Music provided a logical framework for exploring this relationship, specifically hip-hop, using time-based characteristics to structure sound (Caswell). In many ways, a beat mimics “the grid,” a principle of design. For example, students designed songs in real-time using specific visual and typographic prompts. By designing and listening in tandem, students connected the auditory to the visual in a pro-process experience that often led to uncertain territory. 

The outcomes of this project revealed to students the value of improvisation, conceptual design, and tackling wicked problems. Students learned to avoid fixation, something designers — especially novices — often struggle to overcome (Cross 2010). In learning principles of improvisation, students experienced their potential to “increase creativity by encouraging positive evaluation of deviant ideas” (Kleinmintz, Goldstein, Abecasis, Shamay-Tsoory, 2014). Moreover, in fostering community, they built a studio culture of solidarity, collaboration, and participation.

Unforeseen Structures: Chaos, Materials, and Emergent Process

Mitch Goldstein
Assistant Professor
School of Design

Rochester Institute of Technology 

My research focuses on the examination of form and methodology using darkroom photography techniques, specifically the photogram. Photograms use no cameras or lenses — instead, objects are placed on or near unexposed photographic paper and briefly exposed to light. This process results in abstract black and white compositions, which emerge unpredictably from the physical materials used in their creation. Control is relinquished, and instead intuition and chance allow form and structure to develop from the process.
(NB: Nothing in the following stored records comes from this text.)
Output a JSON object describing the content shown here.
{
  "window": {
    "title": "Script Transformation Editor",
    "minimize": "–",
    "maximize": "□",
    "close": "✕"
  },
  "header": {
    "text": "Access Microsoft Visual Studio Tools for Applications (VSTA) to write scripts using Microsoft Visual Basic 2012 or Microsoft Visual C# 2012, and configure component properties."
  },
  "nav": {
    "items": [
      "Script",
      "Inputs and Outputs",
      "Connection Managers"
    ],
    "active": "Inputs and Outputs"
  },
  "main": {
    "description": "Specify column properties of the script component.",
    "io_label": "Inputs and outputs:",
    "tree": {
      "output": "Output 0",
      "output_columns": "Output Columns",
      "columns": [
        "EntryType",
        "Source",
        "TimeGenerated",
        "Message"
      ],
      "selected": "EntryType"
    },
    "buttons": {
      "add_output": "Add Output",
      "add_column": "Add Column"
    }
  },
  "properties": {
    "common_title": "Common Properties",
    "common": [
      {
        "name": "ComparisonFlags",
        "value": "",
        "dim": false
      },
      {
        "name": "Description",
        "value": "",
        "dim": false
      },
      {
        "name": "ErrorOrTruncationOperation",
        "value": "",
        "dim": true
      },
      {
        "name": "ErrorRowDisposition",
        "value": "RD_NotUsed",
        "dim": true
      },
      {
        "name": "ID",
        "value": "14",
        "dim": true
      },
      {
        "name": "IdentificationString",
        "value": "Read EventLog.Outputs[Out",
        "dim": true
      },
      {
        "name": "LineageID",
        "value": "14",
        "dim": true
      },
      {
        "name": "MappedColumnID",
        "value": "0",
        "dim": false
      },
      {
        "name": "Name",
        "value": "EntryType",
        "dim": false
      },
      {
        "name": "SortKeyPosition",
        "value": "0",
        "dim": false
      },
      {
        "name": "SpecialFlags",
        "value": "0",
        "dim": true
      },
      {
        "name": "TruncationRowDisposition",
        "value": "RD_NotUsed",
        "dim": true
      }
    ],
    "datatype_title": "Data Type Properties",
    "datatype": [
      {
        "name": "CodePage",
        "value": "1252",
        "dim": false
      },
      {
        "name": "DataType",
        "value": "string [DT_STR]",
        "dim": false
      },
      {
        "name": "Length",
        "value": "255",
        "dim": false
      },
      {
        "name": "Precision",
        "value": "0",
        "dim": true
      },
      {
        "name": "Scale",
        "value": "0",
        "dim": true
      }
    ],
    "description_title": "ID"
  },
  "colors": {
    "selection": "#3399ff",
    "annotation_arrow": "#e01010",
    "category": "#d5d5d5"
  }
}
This work closely parallels my visual design practice working in publication design, as well as my applied pedagogy teaching art and design students. My talk focuses on three concepts that this research explores: how to work with chaos and unpredictability, the usage and synthesis of materials and methods, and the exploitation of emergent process. My photogram work, my publication design work, and some of my classroom projects will be shown as examples of these ideas and how they manifest across different contexts.

This research was presented at the Design Incubation Colloquium 4.0: SUNY New Paltz on September 9, 2017.